The answer is the set of lines that include "title", copied from the data below.

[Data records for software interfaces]
▬▬▬▬▬▬▬▬▬▬
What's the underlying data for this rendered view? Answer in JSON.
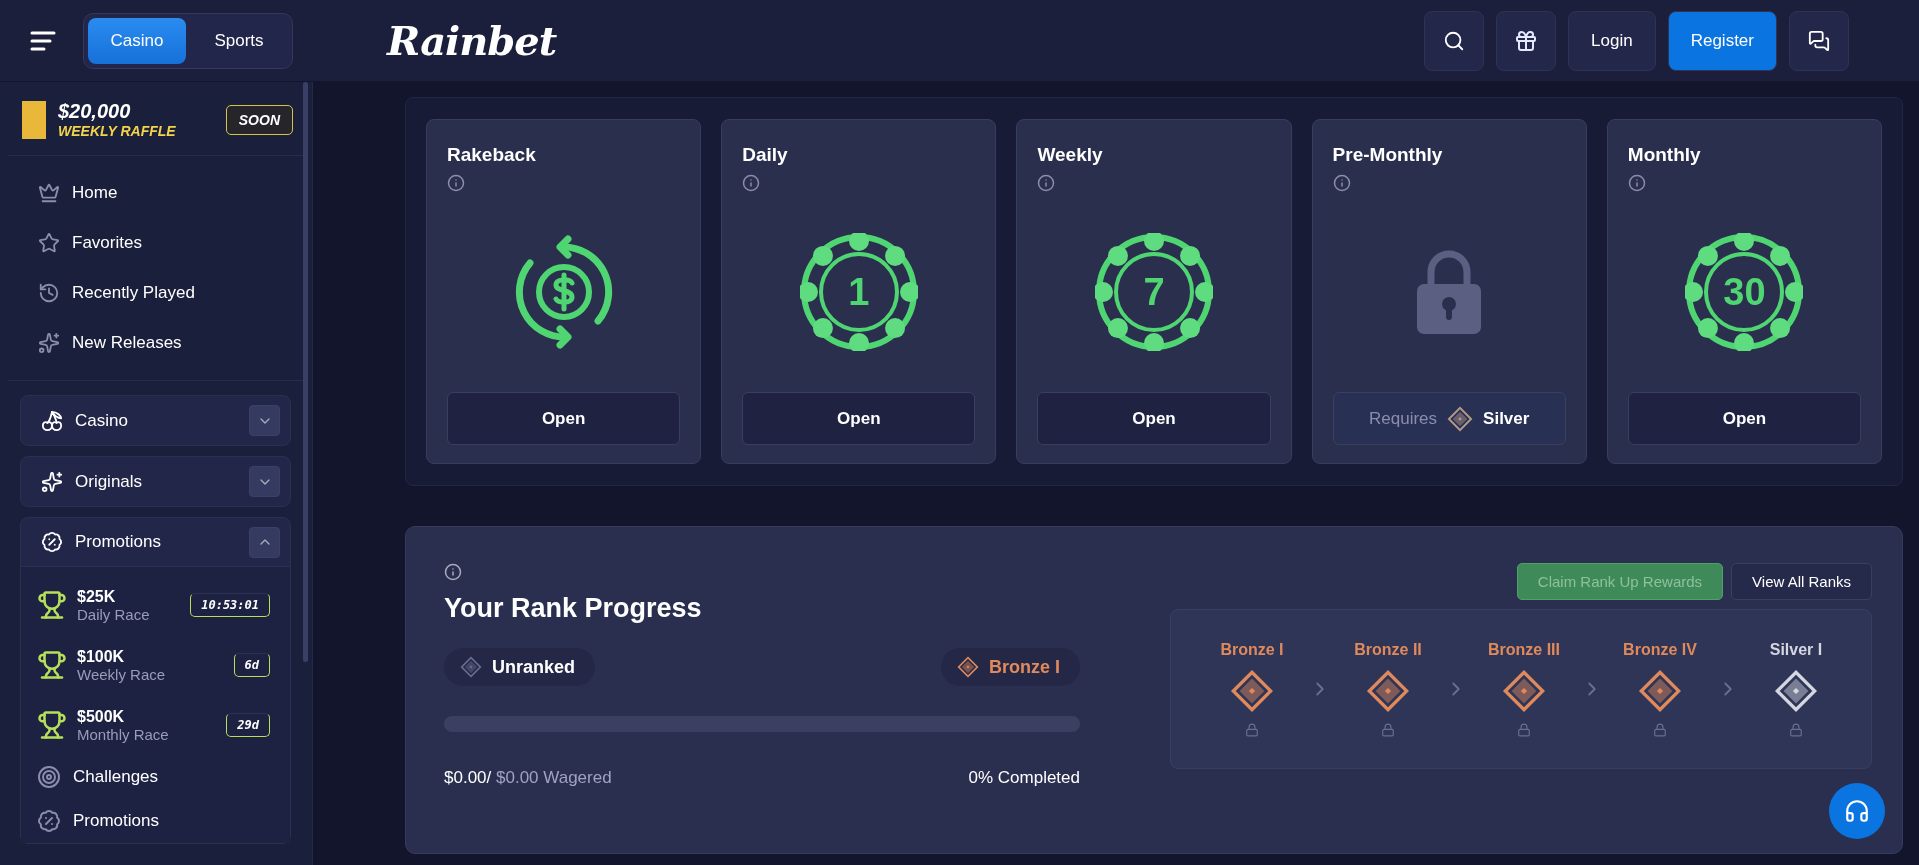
{
  "header": {
    "tabs": [
      {
        "label": "Casino",
        "selected": true
      },
      {
        "label": "Sports",
        "selected": false
      }
    ],
    "logo": "Rainbet",
    "login": "Login",
    "register": "Register"
  },
  "raffle": {
    "amount": "$20,000",
    "label": "WEEKLY RAFFLE",
    "badge": "SOON"
  },
  "nav": [
    {
      "label": "Home"
    },
    {
      "label": "Favorites"
    },
    {
      "label": "Recently Played"
    },
    {
      "label": "New Releases"
    }
  ],
  "sections": [
    {
      "label": "Casino",
      "expanded": false
    },
    {
      "label": "Originals",
      "expanded": false
    },
    {
      "label": "Promotions",
      "expanded": true,
      "children": [
        {
          "kind": "race",
          "amount": "$25K",
          "name": "Daily Race",
          "timer": "10:53:01"
        },
        {
          "kind": "race",
          "amount": "$100K",
          "name": "Weekly Race",
          "timer": "6d"
        },
        {
          "kind": "race",
          "amount": "$500K",
          "name": "Monthly Race",
          "timer": "29d"
        },
        {
          "kind": "link",
          "label": "Challenges"
        },
        {
          "kind": "link",
          "label": "Promotions"
        }
      ]
    }
  ],
  "cards": [
    {
      "title": "Rakeback",
      "kind": "rakeback",
      "button": "Open"
    },
    {
      "title": "Daily",
      "kind": "chip",
      "number": "1",
      "button": "Open"
    },
    {
      "title": "Weekly",
      "kind": "chip",
      "number": "7",
      "button": "Open"
    },
    {
      "title": "Pre-Monthly",
      "kind": "locked",
      "requires": "Requires",
      "tier": "Silver"
    },
    {
      "title": "Monthly",
      "kind": "chip",
      "number": "30",
      "button": "Open"
    }
  ],
  "rank": {
    "title": "Your Rank Progress",
    "current": "Unranked",
    "next": "Bronze I",
    "level": 0,
    "wagered": "$0.00/",
    "target": "$0.00",
    "wagered_label": "Wagered",
    "completed": "0% Completed",
    "claim": {
      "label": "Claim Rank Up Rewards",
      "disabled": true
    },
    "view_all": "View All Ranks",
    "tiers": [
      {
        "name": "Bronze I",
        "color": "#e08a5c",
        "locked": true
      },
      {
        "name": "Bronze II",
        "color": "#e08a5c",
        "locked": true
      },
      {
        "name": "Bronze III",
        "color": "#e08a5c",
        "locked": true
      },
      {
        "name": "Bronze IV",
        "color": "#e08a5c",
        "locked": true
      },
      {
        "name": "Silver I",
        "color": "#d4d6e0",
        "locked": true
      }
    ]
  }
}
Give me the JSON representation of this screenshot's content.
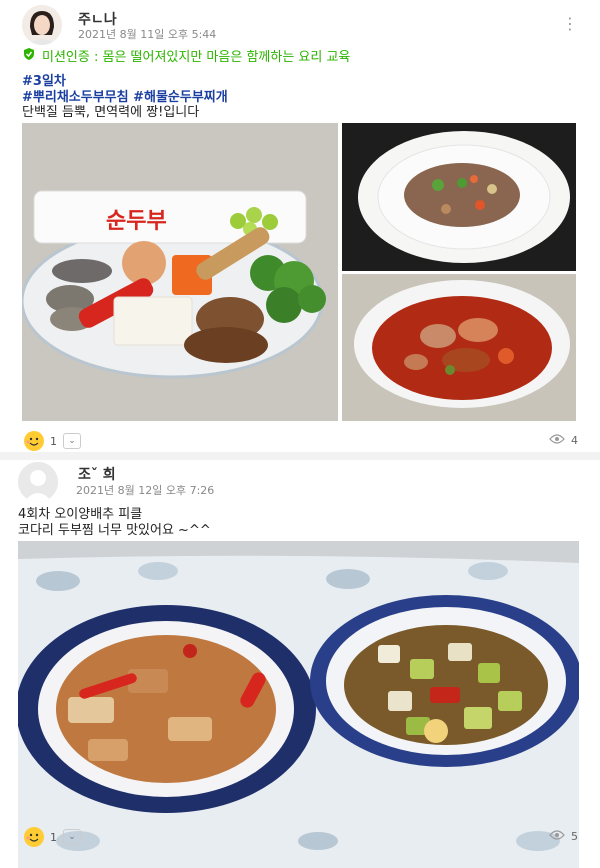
{
  "post1": {
    "author": "주ㄴ나",
    "date": "2021년 8월 11일 오후 5:44",
    "mission": "미션인증 : 몸은 떨어져있지만 마음은 함께하는 요리 교육",
    "tags": [
      "#3일차",
      "#뿌리채소두부무침 #해물순두부찌개"
    ],
    "text": "단백질 듬뿍, 면역력에 짱!입니다",
    "package_label": "순두부",
    "reaction_count": "1",
    "view_count": "4"
  },
  "post2": {
    "author": "조ˇ 희",
    "date": "2021년 8월 12일 오후 7:26",
    "lines": [
      "4회차  오이양배추 피클",
      "코다리 두부찜  너무  맛있어요 ~^^"
    ],
    "reaction_count": "1",
    "view_count": "5"
  },
  "colors": {
    "mission_green": "#2db400",
    "tag_blue": "#1a3fa0",
    "emoji_yellow": "#ffcc33"
  },
  "icons": [
    "more-vert-icon",
    "mission-check-icon",
    "emoji-reaction-icon",
    "chevron-down-icon",
    "eye-icon"
  ]
}
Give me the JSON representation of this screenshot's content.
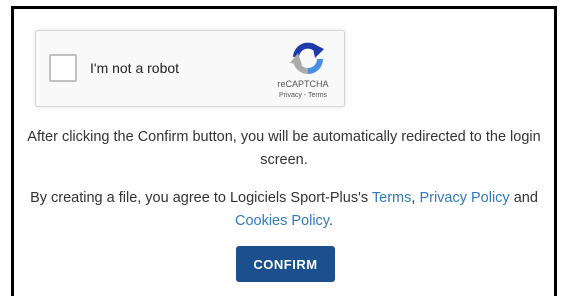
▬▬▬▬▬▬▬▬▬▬
_Solved problem_:
      "title": "Rakeback",
      "title": "Daily",
      "title": "Weekly",
      "title": "Pre-Monthly",
      "title": "Monthly",
    "title": "Your Rank Progress",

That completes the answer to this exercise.